Thursday, April 17, 2008

Flex and OpenLaszlo in NetBeans 6.1 Beta

As I blogged in NetBeans 6.1: A JavaScript IDE, the NetBeans 6.1 beta IDE has added tremendous support for JavaScript. This latest release of NetBeans also has added built-in support for the Spring Framework. While this newly added support for JavaScript and Spring is very helpful to me in my daily work, I'd also like to see support added for Flex and for OpenLaszlo. In this blog entry, I demonstrate how easy it is to associate Flex's MXML files (by extension .mxml) and OpenLaszlo's LZX files (by extension .lzx files) with XML so that at least XML color coding and XML checks can be used with these files.

Before demonstrating how simple it is to associate LZX and MXML files with XML in NetBeans 6.1 beta, it is worth noting that OpenLaszlo uses its own JavaScript subset for scripting. With NetBeans's excellent new JavaScript support, external JavaScript files (.js) accessed from LZX files can take advantage of some of NetBeans's JavaScript features. Flex ActionScript cannot enjoy the JavaScript additions as much because ActionScript has significant changes and improvements from more traditional JavaScript even though they are both ECMAScript implementations.
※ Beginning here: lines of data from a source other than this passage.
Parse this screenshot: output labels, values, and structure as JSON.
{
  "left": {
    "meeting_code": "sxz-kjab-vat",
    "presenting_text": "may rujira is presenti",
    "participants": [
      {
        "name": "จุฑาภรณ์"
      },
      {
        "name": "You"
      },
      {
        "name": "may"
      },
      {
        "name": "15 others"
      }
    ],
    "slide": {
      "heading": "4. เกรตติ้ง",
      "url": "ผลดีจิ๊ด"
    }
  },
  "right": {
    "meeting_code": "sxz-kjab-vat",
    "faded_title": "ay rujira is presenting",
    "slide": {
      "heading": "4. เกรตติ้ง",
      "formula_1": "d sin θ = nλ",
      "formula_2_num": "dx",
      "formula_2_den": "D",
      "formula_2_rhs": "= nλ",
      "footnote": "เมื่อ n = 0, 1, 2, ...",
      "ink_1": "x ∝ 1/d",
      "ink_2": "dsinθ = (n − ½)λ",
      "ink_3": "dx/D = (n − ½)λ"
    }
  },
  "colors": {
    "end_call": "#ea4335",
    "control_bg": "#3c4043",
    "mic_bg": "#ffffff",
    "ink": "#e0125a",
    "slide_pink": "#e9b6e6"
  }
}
The next two images show how a Flex MXML file and an OpenLaszlo LZX file appear in NetBeans without any association of these files types with XML. Click on the images in this entry to see larger versions of the images.

MXML Source Code in NetBeans without Color Syntax Support

LZX Source Code in NetBeans without Color Syntax Support

To enable color coding for LZX and MXML files, one can use the main Tools drop-down menu in NetBeans, select Options, click on the Advanced Options button, expand IDE Configuration, expand System, expand Object Types, and select XML Objects. At this point, one can then click on the small button on the right (and to the right of the label Extensions and MIME Types) with three periods (...) to expand the list of file extensions and MIME types associated with XML objects.

The next two screen snapshots indicate how LZX and MXML files can be associated in NetBeans as XML files. Specifically, by adding mxml and lzx file extensions, NetBeans treats files with these extensions as XML, enabling color syntax and well-formed XML checking.

Associating MXML with XML via mxml Extension

Associating LZX with XML via lzx Extension

With the .lzx extension and the .mxml extension associated in NetBeans as XML, it is time to see how the sample code in both XML grammars now appears. The next two screen snapshots show the MXML and LZX source code shown above, but now with color syntax thanks to NetBeans recognizing these as XML format.

MXML with XML Color Coding Syntax in NetBeans

LZX with XML Color Coding Syntax in NetBeans

Associating LZX and MXML with XML in NetBeans also enables XML checking for well-formed XML documents to be performed on these files.

Enabling color syntax and XML checking for Flex MXML and OpenLaszlo LZX files is easy with NetBeans 6.1 beta. However, it would be nice in a future version of NetBeans to have more comprehensive support for Flex and for OpenLaszlo development.

Speaking (or writing) of NetBeans 6.1 beta, the NetBeans IDE 6.1 Beta Blogging Contest ends on Friday, April 19, 2008 (tomorrow or today depending on where you live). I intend to submit this blog entry for consideration in that contest because it covers features of NetBeans and expresses a desire of mine for additional NetBeans support of Flex and OpenLaszlo.


J. Adam Moore said...

Can you explain if it's even possible to use OpenLaszlo for a Web 2.0 application? Because I haven't seen a single example or tutorial explaining how to handle a Basic Authentication request in the docs. As far as I'm concerned OpenLaszlo is a heaping pile of shit if you can't manage such a simple thing.

Arnaud said...

A Netbeans plugin for Flex support (Flexbean) is in progress at sourceforge :

rpbarbati said...

Just wanted to post a URL for anyone thinking you can't do web 2.0 (whatever that actually means) in OpenLaszlo. Actually, OpenLaszlo looks to me like possibly the best all around web x.0 language. Anyway, here is the URL...

It is a full featured online diagramming tool like visio (only better in many ways...).

After you see gliffy in action, you won't have any doubts that openlaszlo can do you simple login.